To meet investor requirements, companies will have to provide clear and transparent targets and performance data to facilitate easier comparisons and understanding. While there isn’t a global consensus on the requirements for full ESG disclosure and some ESG issues don't lend themselves to precise measurement, investors typically refer to the following frameworks:
- The Sustainability Accounting Standards Board (SASB)
- Global Reporting Initiative (GRI),
- The CDP
- The UN Global Compact,
- The Climate Disclosure Standards Board
- The International Integrated Reporting Council (IIRC)
- The FSB Task Force on Climate-Related Financial Disclosures
Build internal understanding
Having a clear purpose is a vital way to unify a company, and it’s important that an organisation’s shift towards long-term value creation is communicated and embedded internally - from your employees, right through to the Board.
ESG risks, opportunities and commitments need to be understood by internal stakeholders, and ESG issues must be on the boardroom agenda to bring about change. To present a holistic picture of ESG performance to the outside world, it’s also critical that teams such as HR, IR, Sustainability, and the Company Secretary collaborate to build and present a more comprehensive ESG picture. Traditionally, corporate communications activities are managed by different functions, but as ESG covers such a wide range of issues, a more joined-up approach is required.
Evaluate your communications framework
While ESG has become an investment term, a company’s approach to - and performance in relation to - environmental, social, and governance issues is relevant to a much wider group of stakeholders, including customers, employees, journalists, sustainability experts, and regulators. Articulating your ESG performance and what you mean by long-term value is not a once-a-year update, but rather a year-round communication effort.

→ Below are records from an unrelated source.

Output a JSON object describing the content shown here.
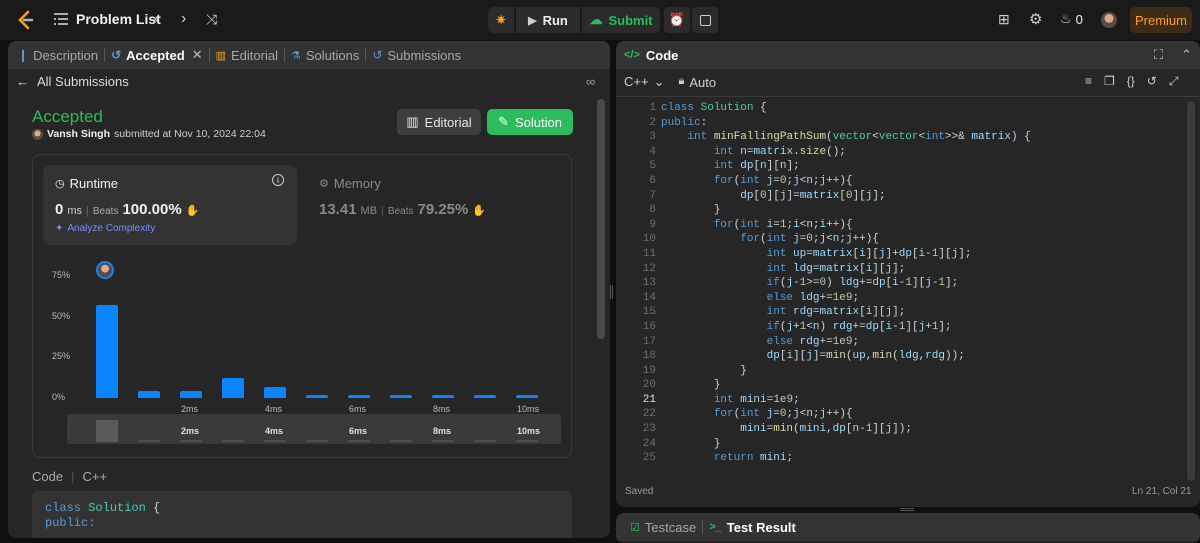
{
  "topbar": {
    "problem_list": "Problem List",
    "run": "Run",
    "submit": "Submit",
    "streak": "0",
    "premium": "Premium"
  },
  "left": {
    "tabs": [
      "Description",
      "Accepted",
      "Editorial",
      "Solutions",
      "Submissions"
    ],
    "all_submissions": "All Submissions",
    "status": "Accepted",
    "user": "Vansh Singh",
    "submitted_text": "submitted at Nov 10, 2024 22:04",
    "editorial_btn": "Editorial",
    "solution_btn": "Solution",
    "runtime": {
      "label": "Runtime",
      "value": "0",
      "unit": "ms",
      "beats_label": "Beats",
      "beats": "100.00%"
    },
    "memory": {
      "label": "Memory",
      "value": "13.41",
      "unit": "MB",
      "beats_label": "Beats",
      "beats": "79.25%"
    },
    "analyze": "Analyze Complexity",
    "code_label": "Code",
    "code_lang": "C++",
    "code_preview": [
      "class Solution {",
      "public:"
    ]
  },
  "chart_data": {
    "type": "bar",
    "categories": [
      "0ms",
      "1ms",
      "2ms",
      "3ms",
      "4ms",
      "5ms",
      "6ms",
      "7ms",
      "8ms",
      "9ms",
      "10ms"
    ],
    "values": [
      57,
      4,
      4,
      12,
      7,
      2,
      2,
      2,
      2,
      2,
      2
    ],
    "y_ticks": [
      "75%",
      "50%",
      "25%",
      "0%"
    ],
    "x_ticks": [
      "2ms",
      "4ms",
      "6ms",
      "8ms",
      "10ms"
    ],
    "ylim": [
      0,
      75
    ],
    "color": "#0a84ff",
    "mini_values": [
      22,
      2,
      2,
      2,
      2,
      2,
      2,
      2,
      2,
      2,
      2
    ]
  },
  "editor": {
    "title": "Code",
    "lang": "C++",
    "mode": "Auto",
    "status": "Saved",
    "cursor": "Ln 21, Col 21",
    "active_line": 21,
    "lines": [
      "class Solution {",
      "public:",
      "    int minFallingPathSum(vector<vector<int>>& matrix) {",
      "        int n=matrix.size();",
      "        int dp[n][n];",
      "        for(int j=0;j<n;j++){",
      "            dp[0][j]=matrix[0][j];",
      "        }",
      "        for(int i=1;i<n;i++){",
      "            for(int j=0;j<n;j++){",
      "                int up=matrix[i][j]+dp[i-1][j];",
      "                int ldg=matrix[i][j];",
      "                if(j-1>=0) ldg+=dp[i-1][j-1];",
      "                else ldg+=1e9;",
      "                int rdg=matrix[i][j];",
      "                if(j+1<n) rdg+=dp[i-1][j+1];",
      "                else rdg+=1e9;",
      "                dp[i][j]=min(up,min(ldg,rdg));",
      "            }",
      "        }",
      "        int mini=1e9;",
      "        for(int j=0;j<n;j++){",
      "            mini=min(mini,dp[n-1][j]);",
      "        }",
      "        return mini;"
    ]
  },
  "bottom": {
    "testcase": "Testcase",
    "test_result": "Test Result"
  }
}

We recommend reviewing your communication framework to assess if it will enable you to clearly explain how ESG risks and opportunities are identified, understood, managed and measured. Once that is complete, it’s time to build a communications plan. The plan will need to consider all digital and offline channels, including the specifics of how you will engage stakeholders in dialogue about these issues. ESG reporting should not be a substitute for dialogue with stakeholders, it should act as a starting point. The revised UK Stewardship Code reminds investors that their responsibilities go beyond using ESG criteria in investment decisions and must instead continue throughout the lifecycle of a holding, which is why engaging in stakeholder dialogue will be increasingly important.
In summary, communicating ESG performance provides an ideal opportunity for companies to differentiate themselves, demonstrate their long-term value to society, and build stakeholder confidence. There is no one-size-fits-all formula to follow at this stage, but presenting material environmental, social and governance issues in a timely, accurate, and transparent manner based on existing global frameworks is the best way to start doing so.
If you’re interested in reading more about ESG, take a look at our insights on why 2020 is the year for ESG information on corporate websites.
If you would like help strengthening your ESG communications, please get in touch.